#### [What you need to do]
The lines to return are those below that contain the word "Rolling".
##### Entries shown
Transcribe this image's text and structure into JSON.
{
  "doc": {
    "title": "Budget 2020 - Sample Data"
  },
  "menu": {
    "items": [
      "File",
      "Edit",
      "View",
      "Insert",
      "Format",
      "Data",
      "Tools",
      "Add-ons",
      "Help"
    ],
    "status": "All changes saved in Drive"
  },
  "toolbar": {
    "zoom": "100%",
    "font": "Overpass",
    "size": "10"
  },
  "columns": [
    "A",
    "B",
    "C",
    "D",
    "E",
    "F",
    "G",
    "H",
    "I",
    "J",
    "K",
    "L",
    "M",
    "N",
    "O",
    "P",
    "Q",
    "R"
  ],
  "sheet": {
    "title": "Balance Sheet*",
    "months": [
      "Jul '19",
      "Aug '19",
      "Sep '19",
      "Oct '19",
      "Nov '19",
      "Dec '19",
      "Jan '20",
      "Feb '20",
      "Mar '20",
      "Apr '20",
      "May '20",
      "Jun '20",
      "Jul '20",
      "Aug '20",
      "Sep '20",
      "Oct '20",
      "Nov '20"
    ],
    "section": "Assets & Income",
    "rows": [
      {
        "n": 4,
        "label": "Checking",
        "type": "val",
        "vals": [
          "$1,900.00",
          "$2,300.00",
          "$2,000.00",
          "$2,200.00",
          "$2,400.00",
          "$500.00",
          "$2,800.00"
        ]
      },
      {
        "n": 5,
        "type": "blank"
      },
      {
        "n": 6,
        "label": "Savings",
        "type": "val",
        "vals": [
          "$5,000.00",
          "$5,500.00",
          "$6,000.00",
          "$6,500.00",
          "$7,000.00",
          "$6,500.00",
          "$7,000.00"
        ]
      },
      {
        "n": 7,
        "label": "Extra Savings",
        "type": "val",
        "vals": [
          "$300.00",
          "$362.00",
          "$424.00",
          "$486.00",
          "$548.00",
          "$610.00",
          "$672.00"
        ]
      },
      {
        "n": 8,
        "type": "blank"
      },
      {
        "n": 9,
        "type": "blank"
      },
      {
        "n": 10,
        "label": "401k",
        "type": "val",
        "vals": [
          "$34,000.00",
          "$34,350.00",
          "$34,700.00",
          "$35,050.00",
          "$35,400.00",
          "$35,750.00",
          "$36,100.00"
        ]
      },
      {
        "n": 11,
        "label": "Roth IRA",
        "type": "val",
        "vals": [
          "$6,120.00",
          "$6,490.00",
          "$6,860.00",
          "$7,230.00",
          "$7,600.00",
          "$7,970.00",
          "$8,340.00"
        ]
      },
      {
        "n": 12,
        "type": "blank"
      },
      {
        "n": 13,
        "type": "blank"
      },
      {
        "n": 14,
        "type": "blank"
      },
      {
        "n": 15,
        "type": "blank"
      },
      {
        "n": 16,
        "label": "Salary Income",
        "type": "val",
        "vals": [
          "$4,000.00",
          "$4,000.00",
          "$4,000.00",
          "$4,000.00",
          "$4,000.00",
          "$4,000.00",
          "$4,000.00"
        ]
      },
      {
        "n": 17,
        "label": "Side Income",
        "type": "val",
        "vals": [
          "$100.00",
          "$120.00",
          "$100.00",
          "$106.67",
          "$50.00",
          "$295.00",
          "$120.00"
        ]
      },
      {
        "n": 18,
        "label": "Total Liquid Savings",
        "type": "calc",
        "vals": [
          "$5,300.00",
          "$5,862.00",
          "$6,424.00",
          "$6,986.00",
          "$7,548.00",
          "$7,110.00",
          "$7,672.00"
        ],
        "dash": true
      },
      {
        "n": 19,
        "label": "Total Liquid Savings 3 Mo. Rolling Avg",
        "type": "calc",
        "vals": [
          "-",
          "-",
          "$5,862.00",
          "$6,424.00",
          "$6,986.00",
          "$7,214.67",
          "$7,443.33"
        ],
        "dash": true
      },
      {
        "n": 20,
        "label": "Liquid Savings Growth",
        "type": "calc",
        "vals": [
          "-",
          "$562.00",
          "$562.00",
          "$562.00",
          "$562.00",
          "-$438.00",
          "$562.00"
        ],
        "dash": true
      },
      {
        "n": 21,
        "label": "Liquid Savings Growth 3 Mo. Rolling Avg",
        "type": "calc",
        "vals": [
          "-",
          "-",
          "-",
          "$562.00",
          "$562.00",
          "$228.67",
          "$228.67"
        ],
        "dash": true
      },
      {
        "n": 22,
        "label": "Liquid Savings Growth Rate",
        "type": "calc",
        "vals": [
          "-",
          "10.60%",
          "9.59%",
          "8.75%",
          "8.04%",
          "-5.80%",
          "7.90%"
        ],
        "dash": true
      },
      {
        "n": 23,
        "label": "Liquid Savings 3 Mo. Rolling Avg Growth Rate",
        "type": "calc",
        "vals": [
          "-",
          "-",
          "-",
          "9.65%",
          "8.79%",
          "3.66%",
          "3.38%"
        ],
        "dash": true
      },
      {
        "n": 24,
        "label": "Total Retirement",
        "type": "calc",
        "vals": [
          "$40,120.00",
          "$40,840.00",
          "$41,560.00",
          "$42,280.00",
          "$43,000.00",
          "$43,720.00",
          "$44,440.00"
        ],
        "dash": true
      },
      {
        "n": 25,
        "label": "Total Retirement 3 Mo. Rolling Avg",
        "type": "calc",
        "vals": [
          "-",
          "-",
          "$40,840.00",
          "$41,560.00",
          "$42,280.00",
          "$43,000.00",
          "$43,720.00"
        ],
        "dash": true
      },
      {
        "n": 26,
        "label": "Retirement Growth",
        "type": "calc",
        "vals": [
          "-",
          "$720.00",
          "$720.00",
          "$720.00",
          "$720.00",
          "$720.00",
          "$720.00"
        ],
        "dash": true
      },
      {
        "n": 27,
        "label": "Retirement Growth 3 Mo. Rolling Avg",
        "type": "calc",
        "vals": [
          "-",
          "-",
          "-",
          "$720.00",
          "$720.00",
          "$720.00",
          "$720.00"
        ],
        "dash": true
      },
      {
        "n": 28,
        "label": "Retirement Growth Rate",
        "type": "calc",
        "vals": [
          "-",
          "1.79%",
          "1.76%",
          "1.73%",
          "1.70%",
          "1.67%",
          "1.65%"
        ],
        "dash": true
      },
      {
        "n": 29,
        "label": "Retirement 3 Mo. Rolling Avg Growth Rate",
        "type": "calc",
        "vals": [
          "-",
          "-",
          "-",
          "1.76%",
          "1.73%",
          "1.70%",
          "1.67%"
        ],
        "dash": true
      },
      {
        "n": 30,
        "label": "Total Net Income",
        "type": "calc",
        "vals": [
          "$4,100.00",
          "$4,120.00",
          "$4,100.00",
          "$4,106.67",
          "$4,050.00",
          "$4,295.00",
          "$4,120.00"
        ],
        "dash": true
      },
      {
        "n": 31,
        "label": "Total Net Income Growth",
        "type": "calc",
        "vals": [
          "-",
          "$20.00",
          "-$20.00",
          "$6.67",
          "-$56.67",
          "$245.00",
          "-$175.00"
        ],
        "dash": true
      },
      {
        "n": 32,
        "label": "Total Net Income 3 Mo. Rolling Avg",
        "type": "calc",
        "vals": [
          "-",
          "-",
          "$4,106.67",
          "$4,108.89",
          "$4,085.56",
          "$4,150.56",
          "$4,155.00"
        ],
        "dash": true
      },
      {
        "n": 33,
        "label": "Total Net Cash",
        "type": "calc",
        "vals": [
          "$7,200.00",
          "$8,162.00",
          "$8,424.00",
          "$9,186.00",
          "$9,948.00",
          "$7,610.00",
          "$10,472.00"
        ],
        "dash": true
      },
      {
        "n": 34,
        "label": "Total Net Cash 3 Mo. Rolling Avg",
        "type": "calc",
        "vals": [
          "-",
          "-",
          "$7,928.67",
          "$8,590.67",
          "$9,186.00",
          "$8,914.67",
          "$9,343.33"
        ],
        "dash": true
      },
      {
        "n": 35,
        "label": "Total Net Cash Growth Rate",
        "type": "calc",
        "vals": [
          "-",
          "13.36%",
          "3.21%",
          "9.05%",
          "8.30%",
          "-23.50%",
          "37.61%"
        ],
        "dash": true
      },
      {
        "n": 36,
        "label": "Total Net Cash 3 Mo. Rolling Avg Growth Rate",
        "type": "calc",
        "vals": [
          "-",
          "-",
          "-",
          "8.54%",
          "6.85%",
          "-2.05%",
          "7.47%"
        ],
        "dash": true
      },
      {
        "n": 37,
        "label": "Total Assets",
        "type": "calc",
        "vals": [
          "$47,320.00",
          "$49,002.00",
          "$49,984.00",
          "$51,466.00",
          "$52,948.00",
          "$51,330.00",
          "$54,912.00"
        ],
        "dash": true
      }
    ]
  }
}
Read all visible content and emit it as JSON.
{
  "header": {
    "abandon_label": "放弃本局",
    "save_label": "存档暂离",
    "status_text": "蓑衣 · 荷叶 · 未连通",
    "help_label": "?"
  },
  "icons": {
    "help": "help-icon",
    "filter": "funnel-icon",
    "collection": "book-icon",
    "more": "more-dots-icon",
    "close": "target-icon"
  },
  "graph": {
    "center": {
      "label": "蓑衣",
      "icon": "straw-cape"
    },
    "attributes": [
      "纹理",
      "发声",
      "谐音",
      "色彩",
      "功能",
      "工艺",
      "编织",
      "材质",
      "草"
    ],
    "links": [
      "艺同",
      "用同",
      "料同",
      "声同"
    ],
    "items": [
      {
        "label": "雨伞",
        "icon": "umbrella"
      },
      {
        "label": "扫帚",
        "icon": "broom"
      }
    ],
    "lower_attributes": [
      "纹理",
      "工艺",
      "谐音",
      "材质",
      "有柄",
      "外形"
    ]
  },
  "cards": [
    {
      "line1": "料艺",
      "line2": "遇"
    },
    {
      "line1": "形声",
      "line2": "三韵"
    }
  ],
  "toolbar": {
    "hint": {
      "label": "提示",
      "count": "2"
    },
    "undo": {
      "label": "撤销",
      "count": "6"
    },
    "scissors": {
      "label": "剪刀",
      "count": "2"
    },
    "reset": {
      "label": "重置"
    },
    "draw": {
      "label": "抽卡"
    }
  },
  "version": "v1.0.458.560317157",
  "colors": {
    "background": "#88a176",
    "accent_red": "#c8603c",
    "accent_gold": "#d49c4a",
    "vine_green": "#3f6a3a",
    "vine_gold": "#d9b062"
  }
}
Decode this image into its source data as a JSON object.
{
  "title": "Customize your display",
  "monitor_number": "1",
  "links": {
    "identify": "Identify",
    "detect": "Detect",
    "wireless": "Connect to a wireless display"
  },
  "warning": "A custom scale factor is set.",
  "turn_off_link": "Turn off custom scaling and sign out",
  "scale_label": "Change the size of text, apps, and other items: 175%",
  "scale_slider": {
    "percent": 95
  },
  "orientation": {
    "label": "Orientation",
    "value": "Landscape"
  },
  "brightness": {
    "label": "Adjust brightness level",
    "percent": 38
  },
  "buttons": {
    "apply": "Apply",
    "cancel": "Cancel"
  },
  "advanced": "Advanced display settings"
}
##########
#### [Expected answer]
        "label": "Total Liquid Savings 3 Mo. Rolling Avg",
        "label": "Liquid Savings Growth 3 Mo. Rolling Avg",
        "label": "Liquid Savings 3 Mo. Rolling Avg Growth Rate",
        "label": "Total Retirement 3 Mo. Rolling Avg",
        "label": "Retirement Growth 3 Mo. Rolling Avg",
        "label": "Retirement 3 Mo. Rolling Avg Growth Rate",
        "label": "Total Net Income 3 Mo. Rolling Avg",
        "label": "Total Net Cash 3 Mo. Rolling Avg",
        "label": "Total Net Cash 3 Mo. Rolling Avg Growth Rate",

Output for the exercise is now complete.